Given records
▼▼▼

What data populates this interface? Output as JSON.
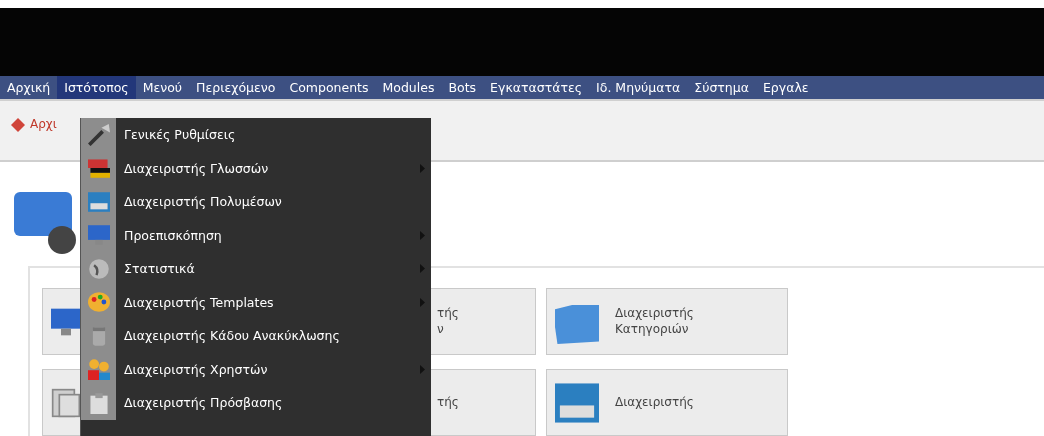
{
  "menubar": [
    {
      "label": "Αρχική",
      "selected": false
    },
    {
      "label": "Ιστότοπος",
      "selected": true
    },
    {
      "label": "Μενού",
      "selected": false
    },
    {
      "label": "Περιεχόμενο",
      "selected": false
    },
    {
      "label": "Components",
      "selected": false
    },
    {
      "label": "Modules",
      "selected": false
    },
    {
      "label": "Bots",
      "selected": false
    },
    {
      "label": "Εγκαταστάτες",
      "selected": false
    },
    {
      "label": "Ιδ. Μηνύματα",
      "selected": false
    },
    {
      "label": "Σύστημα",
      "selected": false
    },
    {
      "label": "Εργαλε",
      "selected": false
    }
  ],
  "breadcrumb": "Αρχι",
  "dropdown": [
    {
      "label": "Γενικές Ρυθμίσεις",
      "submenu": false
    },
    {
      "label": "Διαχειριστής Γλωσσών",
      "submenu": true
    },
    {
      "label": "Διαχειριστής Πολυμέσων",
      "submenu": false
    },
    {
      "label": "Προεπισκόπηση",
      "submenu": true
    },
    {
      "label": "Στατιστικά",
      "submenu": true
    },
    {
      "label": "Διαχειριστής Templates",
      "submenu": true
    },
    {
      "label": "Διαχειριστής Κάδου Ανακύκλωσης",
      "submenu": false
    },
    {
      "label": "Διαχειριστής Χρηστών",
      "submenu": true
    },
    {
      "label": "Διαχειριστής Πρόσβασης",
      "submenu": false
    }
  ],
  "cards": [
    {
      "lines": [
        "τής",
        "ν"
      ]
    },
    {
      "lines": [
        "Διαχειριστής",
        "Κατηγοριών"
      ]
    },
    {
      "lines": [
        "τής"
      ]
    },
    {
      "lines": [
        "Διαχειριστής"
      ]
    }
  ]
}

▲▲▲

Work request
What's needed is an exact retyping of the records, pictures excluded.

Answer for the task
What data populates this interface? Output as JSON.
{
  "menubar": [
    {
      "label": "Αρχική",
      "selected": false
    },
    {
      "label": "Ιστότοπος",
      "selected": true
    },
    {
      "label": "Μενού",
      "selected": false
    },
    {
      "label": "Περιεχόμενο",
      "selected": false
    },
    {
      "label": "Components",
      "selected": false
    },
    {
      "label": "Modules",
      "selected": false
    },
    {
      "label": "Bots",
      "selected": false
    },
    {
      "label": "Εγκαταστάτες",
      "selected": false
    },
    {
      "label": "Ιδ. Μηνύματα",
      "selected": false
    },
    {
      "label": "Σύστημα",
      "selected": false
    },
    {
      "label": "Εργαλε",
      "selected": false
    }
  ],
  "breadcrumb": "Αρχι",
  "dropdown": [
    {
      "label": "Γενικές Ρυθμίσεις",
      "submenu": false
    },
    {
      "label": "Διαχειριστής Γλωσσών",
      "submenu": true
    },
    {
      "label": "Διαχειριστής Πολυμέσων",
      "submenu": false
    },
    {
      "label": "Προεπισκόπηση",
      "submenu": true
    },
    {
      "label": "Στατιστικά",
      "submenu": true
    },
    {
      "label": "Διαχειριστής Templates",
      "submenu": true
    },
    {
      "label": "Διαχειριστής Κάδου Ανακύκλωσης",
      "submenu": false
    },
    {
      "label": "Διαχειριστής Χρηστών",
      "submenu": true
    },
    {
      "label": "Διαχειριστής Πρόσβασης",
      "submenu": false
    }
  ],
  "cards": [
    {
      "lines": [
        "τής",
        "ν"
      ]
    },
    {
      "lines": [
        "Διαχειριστής",
        "Κατηγοριών"
      ]
    },
    {
      "lines": [
        "τής"
      ]
    },
    {
      "lines": [
        "Διαχειριστής"
      ]
    }
  ]
}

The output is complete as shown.